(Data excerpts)

□ □ □ □

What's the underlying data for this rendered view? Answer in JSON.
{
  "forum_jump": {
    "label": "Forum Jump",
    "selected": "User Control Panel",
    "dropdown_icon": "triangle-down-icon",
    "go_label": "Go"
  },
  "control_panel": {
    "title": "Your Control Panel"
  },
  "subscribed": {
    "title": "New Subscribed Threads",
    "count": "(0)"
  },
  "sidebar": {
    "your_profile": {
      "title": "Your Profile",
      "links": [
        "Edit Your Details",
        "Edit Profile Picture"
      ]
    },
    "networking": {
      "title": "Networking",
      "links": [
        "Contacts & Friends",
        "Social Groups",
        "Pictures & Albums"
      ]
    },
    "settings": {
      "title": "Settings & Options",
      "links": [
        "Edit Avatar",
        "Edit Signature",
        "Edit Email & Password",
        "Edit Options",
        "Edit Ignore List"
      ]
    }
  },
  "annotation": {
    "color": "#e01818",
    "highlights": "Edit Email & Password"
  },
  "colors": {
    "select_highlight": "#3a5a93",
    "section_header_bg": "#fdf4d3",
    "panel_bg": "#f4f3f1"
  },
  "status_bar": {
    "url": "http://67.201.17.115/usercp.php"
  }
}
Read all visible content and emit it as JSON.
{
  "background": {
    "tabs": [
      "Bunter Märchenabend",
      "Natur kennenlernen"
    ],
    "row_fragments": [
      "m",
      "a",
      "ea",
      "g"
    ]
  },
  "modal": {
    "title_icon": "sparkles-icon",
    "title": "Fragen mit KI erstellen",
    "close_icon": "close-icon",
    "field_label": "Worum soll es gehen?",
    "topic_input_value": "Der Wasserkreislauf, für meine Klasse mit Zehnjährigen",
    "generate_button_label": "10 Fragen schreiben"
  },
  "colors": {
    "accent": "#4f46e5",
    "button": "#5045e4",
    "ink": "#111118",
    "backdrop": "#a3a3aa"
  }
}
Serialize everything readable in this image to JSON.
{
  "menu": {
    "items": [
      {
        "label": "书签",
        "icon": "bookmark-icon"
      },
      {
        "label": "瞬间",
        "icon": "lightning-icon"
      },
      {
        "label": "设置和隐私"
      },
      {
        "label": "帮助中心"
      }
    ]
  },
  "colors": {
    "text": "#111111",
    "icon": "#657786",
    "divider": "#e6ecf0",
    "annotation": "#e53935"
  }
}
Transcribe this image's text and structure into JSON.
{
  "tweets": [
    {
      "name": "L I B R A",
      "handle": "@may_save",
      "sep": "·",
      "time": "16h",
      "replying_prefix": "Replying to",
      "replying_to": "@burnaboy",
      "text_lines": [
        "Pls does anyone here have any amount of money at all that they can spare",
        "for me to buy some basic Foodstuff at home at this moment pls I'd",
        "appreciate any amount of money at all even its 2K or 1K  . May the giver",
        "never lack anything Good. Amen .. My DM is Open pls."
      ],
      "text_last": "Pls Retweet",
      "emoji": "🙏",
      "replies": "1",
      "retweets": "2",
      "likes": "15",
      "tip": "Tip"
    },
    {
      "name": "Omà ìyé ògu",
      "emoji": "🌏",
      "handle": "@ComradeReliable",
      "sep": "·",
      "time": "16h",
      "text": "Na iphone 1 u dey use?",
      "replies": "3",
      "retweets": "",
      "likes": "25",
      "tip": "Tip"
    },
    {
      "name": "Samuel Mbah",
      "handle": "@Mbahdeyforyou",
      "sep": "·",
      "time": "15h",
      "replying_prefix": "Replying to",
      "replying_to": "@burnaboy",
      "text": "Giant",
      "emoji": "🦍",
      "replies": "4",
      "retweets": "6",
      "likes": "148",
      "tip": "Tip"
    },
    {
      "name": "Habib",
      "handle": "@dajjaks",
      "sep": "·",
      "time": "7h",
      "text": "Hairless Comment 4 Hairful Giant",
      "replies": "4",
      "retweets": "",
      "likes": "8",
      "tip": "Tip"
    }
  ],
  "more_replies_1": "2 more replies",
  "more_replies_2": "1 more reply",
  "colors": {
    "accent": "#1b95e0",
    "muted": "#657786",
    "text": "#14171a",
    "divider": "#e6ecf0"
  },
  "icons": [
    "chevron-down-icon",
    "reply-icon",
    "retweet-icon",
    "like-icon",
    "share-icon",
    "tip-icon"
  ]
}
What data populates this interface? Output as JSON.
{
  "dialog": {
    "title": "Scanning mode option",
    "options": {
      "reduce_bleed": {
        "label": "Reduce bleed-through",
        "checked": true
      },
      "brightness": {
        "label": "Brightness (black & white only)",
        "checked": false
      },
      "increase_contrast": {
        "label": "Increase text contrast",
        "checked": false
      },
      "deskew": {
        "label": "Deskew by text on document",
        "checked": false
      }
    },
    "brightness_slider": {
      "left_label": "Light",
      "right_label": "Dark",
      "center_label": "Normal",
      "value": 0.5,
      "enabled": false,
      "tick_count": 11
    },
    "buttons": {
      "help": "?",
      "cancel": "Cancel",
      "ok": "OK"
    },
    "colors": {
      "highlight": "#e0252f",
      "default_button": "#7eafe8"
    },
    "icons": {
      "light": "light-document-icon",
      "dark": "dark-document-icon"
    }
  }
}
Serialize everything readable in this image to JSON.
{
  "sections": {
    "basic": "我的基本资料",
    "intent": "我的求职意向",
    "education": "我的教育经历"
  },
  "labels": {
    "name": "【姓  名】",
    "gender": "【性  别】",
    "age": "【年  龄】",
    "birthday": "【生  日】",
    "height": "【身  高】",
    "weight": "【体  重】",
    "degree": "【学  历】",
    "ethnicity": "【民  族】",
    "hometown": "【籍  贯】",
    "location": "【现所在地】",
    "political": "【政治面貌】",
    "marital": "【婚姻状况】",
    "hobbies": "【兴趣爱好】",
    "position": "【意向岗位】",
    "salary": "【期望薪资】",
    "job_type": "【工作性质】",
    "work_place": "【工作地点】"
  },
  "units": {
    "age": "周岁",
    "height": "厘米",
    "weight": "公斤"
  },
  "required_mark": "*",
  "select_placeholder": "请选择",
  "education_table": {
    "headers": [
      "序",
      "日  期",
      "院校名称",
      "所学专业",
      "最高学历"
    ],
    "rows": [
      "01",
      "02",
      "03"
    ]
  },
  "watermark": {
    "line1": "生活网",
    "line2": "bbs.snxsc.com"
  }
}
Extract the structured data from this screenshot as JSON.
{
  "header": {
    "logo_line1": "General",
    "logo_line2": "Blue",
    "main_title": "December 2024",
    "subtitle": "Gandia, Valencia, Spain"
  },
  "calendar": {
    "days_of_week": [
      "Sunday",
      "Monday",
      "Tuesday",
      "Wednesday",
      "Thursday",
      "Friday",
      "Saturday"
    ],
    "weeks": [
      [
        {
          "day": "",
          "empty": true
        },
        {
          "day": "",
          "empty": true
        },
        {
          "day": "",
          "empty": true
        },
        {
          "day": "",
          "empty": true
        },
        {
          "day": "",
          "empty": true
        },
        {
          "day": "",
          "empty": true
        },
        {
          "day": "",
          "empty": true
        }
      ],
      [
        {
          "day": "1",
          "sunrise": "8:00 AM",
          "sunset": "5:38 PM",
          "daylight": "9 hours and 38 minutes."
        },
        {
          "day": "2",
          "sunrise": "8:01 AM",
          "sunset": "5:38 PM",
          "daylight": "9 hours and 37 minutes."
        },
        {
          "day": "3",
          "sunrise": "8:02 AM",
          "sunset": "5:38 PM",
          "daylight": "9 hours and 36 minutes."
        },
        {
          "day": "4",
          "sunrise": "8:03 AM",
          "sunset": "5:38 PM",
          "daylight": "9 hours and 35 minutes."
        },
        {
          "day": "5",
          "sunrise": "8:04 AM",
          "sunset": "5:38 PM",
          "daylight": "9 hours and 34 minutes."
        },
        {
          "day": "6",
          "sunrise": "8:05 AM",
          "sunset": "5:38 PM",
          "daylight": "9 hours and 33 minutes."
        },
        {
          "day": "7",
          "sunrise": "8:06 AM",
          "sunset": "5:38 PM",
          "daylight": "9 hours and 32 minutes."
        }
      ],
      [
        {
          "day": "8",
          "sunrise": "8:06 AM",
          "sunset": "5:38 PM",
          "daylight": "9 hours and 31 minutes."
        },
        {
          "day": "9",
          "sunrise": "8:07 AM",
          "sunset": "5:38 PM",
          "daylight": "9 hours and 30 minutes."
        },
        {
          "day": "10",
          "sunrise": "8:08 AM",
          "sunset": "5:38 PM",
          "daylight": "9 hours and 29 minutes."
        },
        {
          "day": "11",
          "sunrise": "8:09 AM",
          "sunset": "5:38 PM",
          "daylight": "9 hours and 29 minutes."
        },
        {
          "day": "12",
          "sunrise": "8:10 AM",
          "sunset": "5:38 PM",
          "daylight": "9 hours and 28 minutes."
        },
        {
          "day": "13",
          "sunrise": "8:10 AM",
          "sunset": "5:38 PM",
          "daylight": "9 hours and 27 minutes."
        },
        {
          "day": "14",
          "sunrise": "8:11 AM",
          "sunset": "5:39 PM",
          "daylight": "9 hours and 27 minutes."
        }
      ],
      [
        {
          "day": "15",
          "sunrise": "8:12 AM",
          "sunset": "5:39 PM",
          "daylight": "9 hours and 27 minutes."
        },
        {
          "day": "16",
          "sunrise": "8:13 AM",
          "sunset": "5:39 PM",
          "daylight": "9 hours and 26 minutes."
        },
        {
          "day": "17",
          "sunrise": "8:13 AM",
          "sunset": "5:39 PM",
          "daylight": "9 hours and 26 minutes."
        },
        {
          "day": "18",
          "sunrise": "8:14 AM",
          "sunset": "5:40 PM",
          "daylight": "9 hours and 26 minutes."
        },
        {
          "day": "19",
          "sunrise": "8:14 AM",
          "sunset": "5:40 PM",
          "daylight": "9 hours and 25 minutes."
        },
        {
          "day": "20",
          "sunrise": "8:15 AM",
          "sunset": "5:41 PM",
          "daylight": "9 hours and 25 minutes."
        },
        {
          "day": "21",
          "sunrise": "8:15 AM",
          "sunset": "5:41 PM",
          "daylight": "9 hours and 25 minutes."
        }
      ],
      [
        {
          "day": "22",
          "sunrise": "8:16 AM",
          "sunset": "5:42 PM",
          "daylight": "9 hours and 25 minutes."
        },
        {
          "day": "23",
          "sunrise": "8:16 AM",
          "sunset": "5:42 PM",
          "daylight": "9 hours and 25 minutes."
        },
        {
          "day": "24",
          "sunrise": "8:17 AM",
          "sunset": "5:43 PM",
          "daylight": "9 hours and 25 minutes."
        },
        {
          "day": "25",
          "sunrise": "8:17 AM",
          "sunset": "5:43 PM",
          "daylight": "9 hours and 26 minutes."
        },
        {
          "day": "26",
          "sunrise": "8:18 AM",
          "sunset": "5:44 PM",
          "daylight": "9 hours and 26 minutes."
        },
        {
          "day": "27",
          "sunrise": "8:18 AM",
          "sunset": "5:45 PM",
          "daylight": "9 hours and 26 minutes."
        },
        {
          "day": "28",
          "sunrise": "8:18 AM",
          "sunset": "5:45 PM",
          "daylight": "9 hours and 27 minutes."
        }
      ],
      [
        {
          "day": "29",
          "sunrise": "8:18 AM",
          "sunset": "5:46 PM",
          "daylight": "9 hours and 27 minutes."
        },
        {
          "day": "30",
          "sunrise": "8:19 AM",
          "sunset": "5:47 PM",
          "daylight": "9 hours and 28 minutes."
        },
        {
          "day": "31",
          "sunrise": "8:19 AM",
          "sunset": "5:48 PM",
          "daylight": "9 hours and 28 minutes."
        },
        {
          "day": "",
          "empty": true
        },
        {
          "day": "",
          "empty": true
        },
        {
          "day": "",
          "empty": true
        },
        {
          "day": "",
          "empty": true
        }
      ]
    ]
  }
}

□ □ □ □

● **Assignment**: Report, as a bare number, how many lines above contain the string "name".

● **Answer for the task**: 5